Enables you to create and maintain a hierarchy of "virtual" files within one physical file. Basic reading and writing text and binary streams are supported.

Properties
Root fa-lock-32.png


Methods
Flush

Notes

The FolderItem class has two methods and one property for working with virtual volumes. Use the CreateAsVirtualVolume and OpenAsVirtualVolume methods to create and open virtual volumes. The VirtualVolume property of the FolderItem class returns the VirtualVolume if the FolderItem is in a virtual volume.

Once you've created a VirtualVolume, you can get its Root and navigate to it using the same FolderItem methods that you would for real files.
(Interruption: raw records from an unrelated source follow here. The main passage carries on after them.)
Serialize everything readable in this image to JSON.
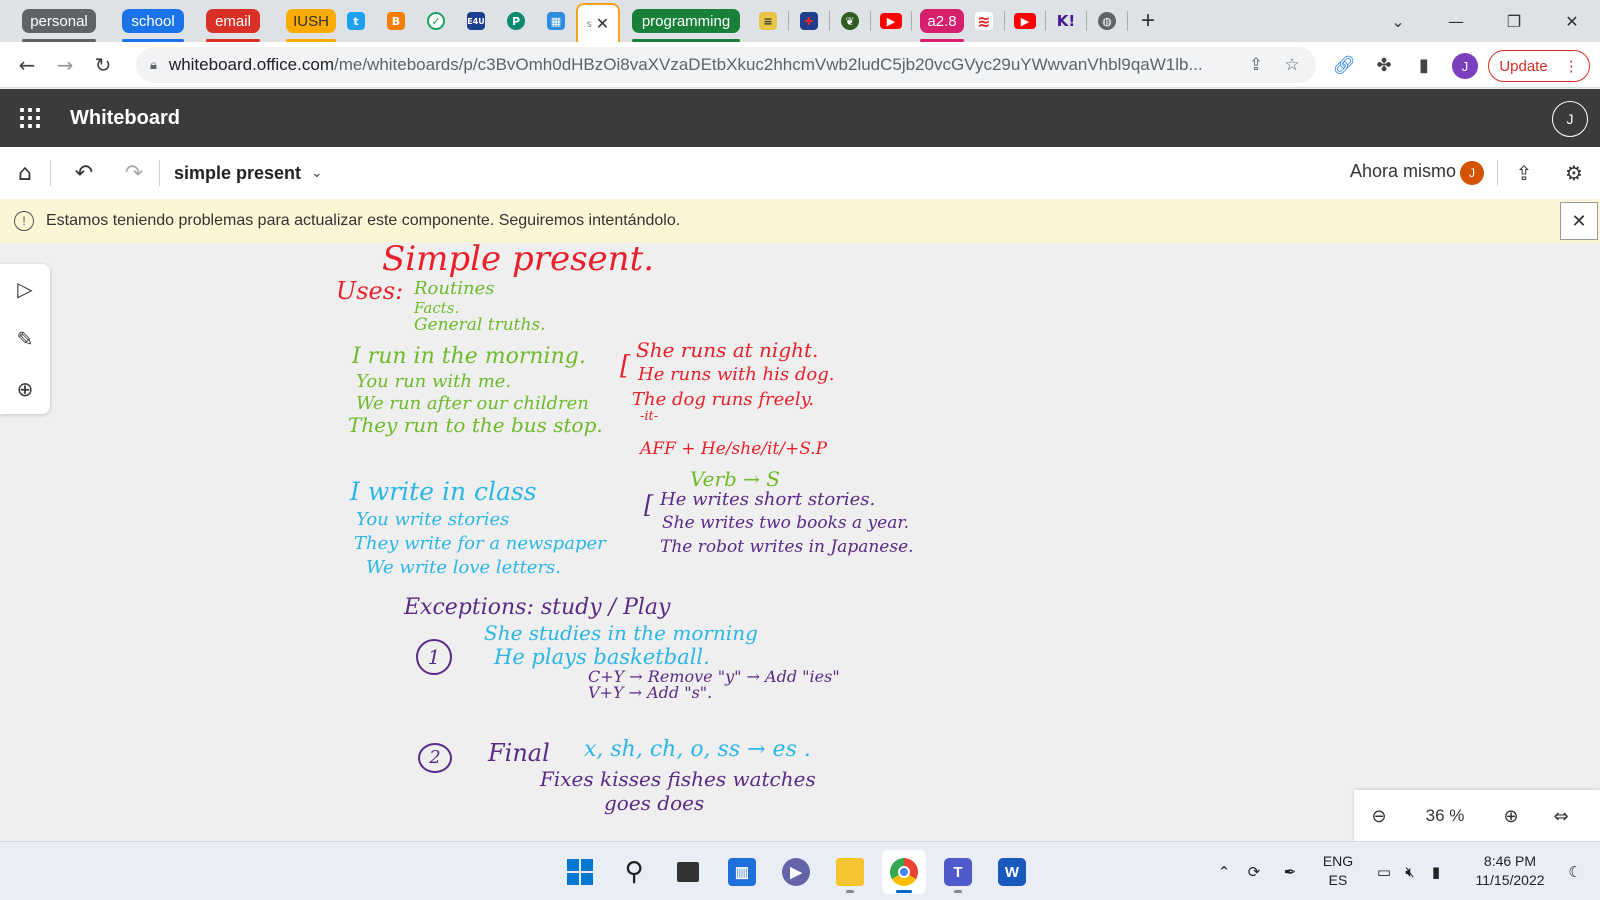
{
  "browser": {
    "tab_groups": [
      {
        "label": "personal",
        "color": "#5f6368"
      },
      {
        "label": "school",
        "color": "#1a73e8"
      },
      {
        "label": "email",
        "color": "#d93025"
      },
      {
        "label": "IUSH",
        "color": "#f9ab00"
      },
      {
        "label": "programming",
        "color": "#188038"
      }
    ],
    "active_tab": {
      "title": "s",
      "close_glyph": "✕"
    },
    "misc_tab_labels": {
      "e4u": "E4U",
      "p": "P",
      "a28": "a2.8",
      "k": "K!",
      "b": "B"
    },
    "new_tab_glyph": "+",
    "url_host": "whiteboard.office.com",
    "url_path": "/me/whiteboards/p/c3BvOmh0dHBzOi8vaXVzaDEtbXkuc2hhcmVwb2ludC5jb20vcGVyc29uYWwvanVhbl9qaW1lb...",
    "profile_initial": "J",
    "update_label": "Update",
    "update_menu_glyph": "⋮"
  },
  "app": {
    "title": "Whiteboard",
    "avatar_initial": "J"
  },
  "toolbar": {
    "board_name": "simple present",
    "saved_status": "Ahora mismo",
    "owner_initial": "J"
  },
  "banner": {
    "message": "Estamos teniendo problemas para actualizar este componente. Seguiremos intentándolo.",
    "icon_glyph": "!",
    "close_glyph": "✕"
  },
  "canvas": {
    "ink": {
      "title": "Simple present.",
      "uses_label": "Uses:",
      "uses_1": "Routines",
      "uses_2": "Facts.",
      "uses_3": "General truths.",
      "green_1": "I run in the morning.",
      "green_2": "You run with me.",
      "green_3": "We run after our children",
      "green_4": "They run to the bus stop.",
      "red_1": "She runs at night.",
      "red_2": "He runs with his dog.",
      "red_3": "The dog runs freely.",
      "red_4": "-it-",
      "rule_1": "AFF + He/she/it/+S.P",
      "rule_2": "Verb → S",
      "blue_1": "I write in class",
      "blue_2": "You write stories",
      "blue_3": "They write for a newspaper",
      "blue_4": "We write love letters.",
      "purple_1": "He writes short stories.",
      "purple_2": "She writes two books a year.",
      "purple_3": "The robot writes in Japanese.",
      "exceptions": "Exceptions: study / Play",
      "num_1": "1",
      "exc_1": "She studies in the morning",
      "exc_2": "He plays basketball.",
      "exc_3": "C+Y → Remove \"y\" → Add \"ies\"",
      "exc_4": "V+Y → Add \"s\".",
      "num_2": "2",
      "final_label": "Final",
      "final_rule": "x, sh, ch, o, ss → es .",
      "final_ex_1": "Fixes  kisses  fishes  watches",
      "final_ex_2": "goes     does"
    },
    "zoom": "36 %"
  },
  "taskbar": {
    "lang_top": "ENG",
    "lang_bottom": "ES",
    "time": "8:46 PM",
    "date": "11/15/2022"
  }
}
Use the Child method of the FolderItem class to save and read files in the virtual volume.

Virtual files are cross-platform compatible, and support basic reading and writing as text or binary files. The SaveAsPicture method of the FolderItem class does not work for virtual volumes. Virtual volumes do not support resource forks.

Virtual volumes flush their data to disk whenever a virtual volume is closed. This helps ensure that your data is safely on disk in the event of a crash or loss of power.

Filenames can be up to 223 bytes long. Paths are not supported, but directories are (e.g., create a virtual directory with the CreateAsFolder method of the FolderItem class, and navigate to it with the Child or Item methods of this class). The virtual file system supports four-byte type codes (accessed via f.MacType), but does not support creator codes.

Examples

The following example creates a VirtualVolume, gets its Root property, and writes a text file to the virtual volume.

Var vv As VirtualVolume
Var realFile As FolderItem
Var virtFile As FolderItem
Var outp As TextOutputStream
realFile = New FolderItem("VV")
vv = realFile.CreateVirtualVolume
If vv = Nil Then
MessageBox("Unable to create virtual volume")
Else
virtFile = vv.Root.Child("Virtual File.txt")
outp = TextOutputStream.Create(virtFile)
outp.Write("Hello world!")
End If

To access an existing virtual volume, use the OpenAsVirtualVolume method instead of the CreateVirtualVolume method of the FolderItem class.

The following example saves the contents of a TextArea as a file in a VirtualVolume. It is passed the name of the file.

Sub SaveTextFile(s As String)
//creates a VirtualVolume and saves the text in the TextArea as a file

Var f As FolderItem
Var b As BinaryStream
Var v As New VirtualVolume
f = FolderItem.ShowSaveFileDialog("", "myVirtualVolume")
If f <> Nil Then
v = f.CreateVirtualVolume
f = v.Root.Child(s)
b = BinaryStream.Create(f, False)
b.Write(TextArea1.Value)
b.Close
End If
End Sub

The following example reads the text file that was saved by the previous example. It is passed the name of the file.

Sub ReadTextFile(s As String)
// reads the text file in the VirtualVolume
Var f, virtualFile As Folderitem
Var v As VirtualVolume
f = FolderItem.ShowOpenFileDialog("myVirtualVolume")
If f <> Nil Then
v = f.OpenAsVirtualVolume
If v <> Nil Then
virtualFile = v.Root.Child(s)
If virtualFile <> Nil Then
Var stream As BinaryStream
stream = BinaryStream.Open(virtualFile, False)
Do
TextArea2.AddText(stream.Read(255))
Loop Until stream.EndOfFile
stream.Close
End If
End If
End If
End Sub

See Also

FolderItem.DriveCount function; FolderItem class.